Inside the Capital Beltway, there has been a lot of focus in recent days on the year ahead, and understandably so. Newly elected members of the House are in town for orientation, President-elect Biden announced members of his transition team, and attention is being placed on the January 5 election in Georgia that will decide the control of the Senate. However, there is still work to be done this year.
At the time of this writing, the results of the elections have not been finalized. While the specific impact the elections will have for the interests of Goodwill®, the people we serve, and the charitable sector as whole is unknown, we can say that there will be an abundance of opportunity to forge new relationships, leverage our expertise and successes in the workforce development arena, and bridge the divide in our country.

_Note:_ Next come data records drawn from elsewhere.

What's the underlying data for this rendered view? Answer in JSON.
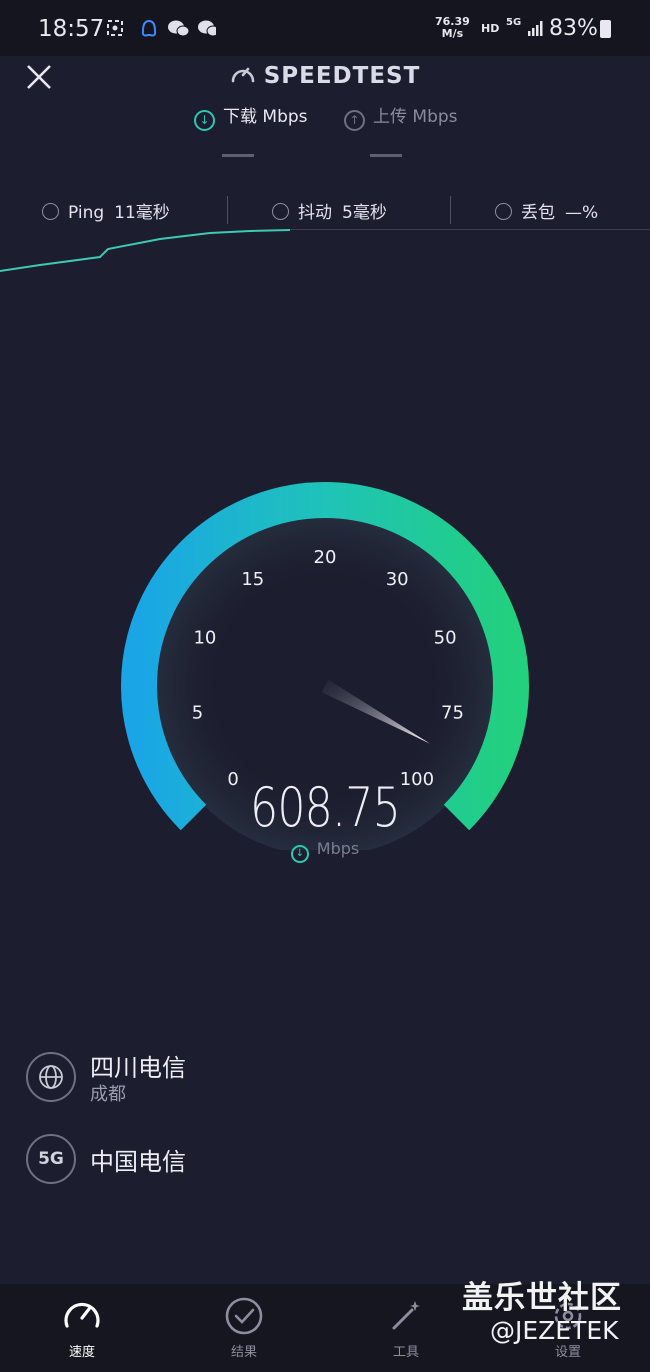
{
  "status_bar": {
    "time": "18:57",
    "net_speed_value": "76.39",
    "net_speed_unit": "M/s",
    "hd": "HD",
    "network": "5G",
    "battery": "83%"
  },
  "header": {
    "title": "SPEEDTEST",
    "download_label": "下载 Mbps",
    "upload_label": "上传 Mbps",
    "download_value": "—",
    "upload_value": "—"
  },
  "metrics": {
    "ping_label": "Ping",
    "ping_value": "11毫秒",
    "jitter_label": "抖动",
    "jitter_value": "5毫秒",
    "loss_label": "丢包",
    "loss_value": "—%"
  },
  "gauge": {
    "ticks": [
      "0",
      "5",
      "10",
      "15",
      "20",
      "30",
      "50",
      "75",
      "100"
    ],
    "needle_fraction": 0.94,
    "speed": "608.75",
    "unit": "Mbps",
    "colors": {
      "start": "#1aa6e6",
      "end": "#22d07e"
    }
  },
  "isp": {
    "provider": "四川电信",
    "city": "成都",
    "carrier_badge": "5G",
    "carrier": "中国电信"
  },
  "nav": {
    "items": [
      {
        "label": "速度",
        "icon": "speed-gauge-icon",
        "active": true
      },
      {
        "label": "结果",
        "icon": "check-circle-icon",
        "active": false
      },
      {
        "label": "工具",
        "icon": "magic-wand-icon",
        "active": false
      },
      {
        "label": "设置",
        "icon": "settings-icon",
        "active": false
      }
    ]
  },
  "watermark": {
    "line1": "盖乐世社区",
    "line2": "@JEZETEK"
  }
}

I was able to cast my vote last week, as Virginia is one of the 42 states along with the District of Columbia that offers in-person early voting. My polling place was fresh out of “I Voted Early” stickers, so I took a “Future Voter” sticker instead. Probably meant for children, technically I’m a “Future Voter” as well since I’ll surely be voting again in another election.
October is National Disability Employment Awareness Month (NDEAM), an annual opportunity to celebrate the contributions of workers with disabilities and educate about the value of a workforce inclusive of their skills and talents. This year's theme — "Increasing Access and Opportunity" — is especially important as the nation’s economy begins to recover from a global pandemic, which caused unique challenges for people with disabilities.
Congress has a number of pressing issues before them. One issue that appears to have overwhelming agreement from both sides of the aisle and the Administration is that additional COVID-19 relief is needed. Yet, how much relief and when to provide it continue to be sticking points in negotiations — which appear to be at a standstill.
Goodwill Industries International (GII) is excited once again be part of a national effort to strengthen our democracy by promoting National Voter Registration Day on September 22. As a nonpartisan holiday celebrated by a diverse coalition of organizations and individuals across sectors and across the country, National Voter Registration Day is the perfect opportunity to get involved.
There’s a “pool committee” in my community comprised of a group of volunteers who conduct rigorous cleanings of the pool and patio furniture so residents can enjoy it over the summer. The chair of the committee makes a loud declaration whenever new people enter the gates and reminds them of the pool rules regarding limited capacity, etc. He begins every announcement by stating, “There’s still a pandemic going on.” As Congress continues to engage in partisan politics, they could benefit from this reminder.
For many students, this back-to-school season brings with it a host of new and unprecedented challenges to achieving educational goals. Across the country, local Goodwill organizations have partnered with community colleges to support low-income and non-traditional students in accessing and completing programs that lead to in-demand credentials.
At the time of this writing, the Republican National Convention (RNC) is wrapping up. The RNC came on the heels of the Democratic National Convention (DNC), which convened last week. Thomas Jefferson once wrote that a well-informed electorate is a prerequisite to democracy, and we encourage you to read through the priorities and platforms that were unveiled during the conventions.
The year 2020 marks the 100th anniversary of the passage of the 19th Amendment, guaranteeing and protecting women's constitutional right to vote. Just over 55 years ago, during the height of the Civil Rights Movement, the Voting Rights Act was signed into law by President Lyndon Johnson. I've always enjoyed the process of voting, reflecting on the sacrifices people have made so I can exercise my right, chatting with neighbors from my community, thanking poll workers and campaign staff, and of course receiving my "I voted" sticker.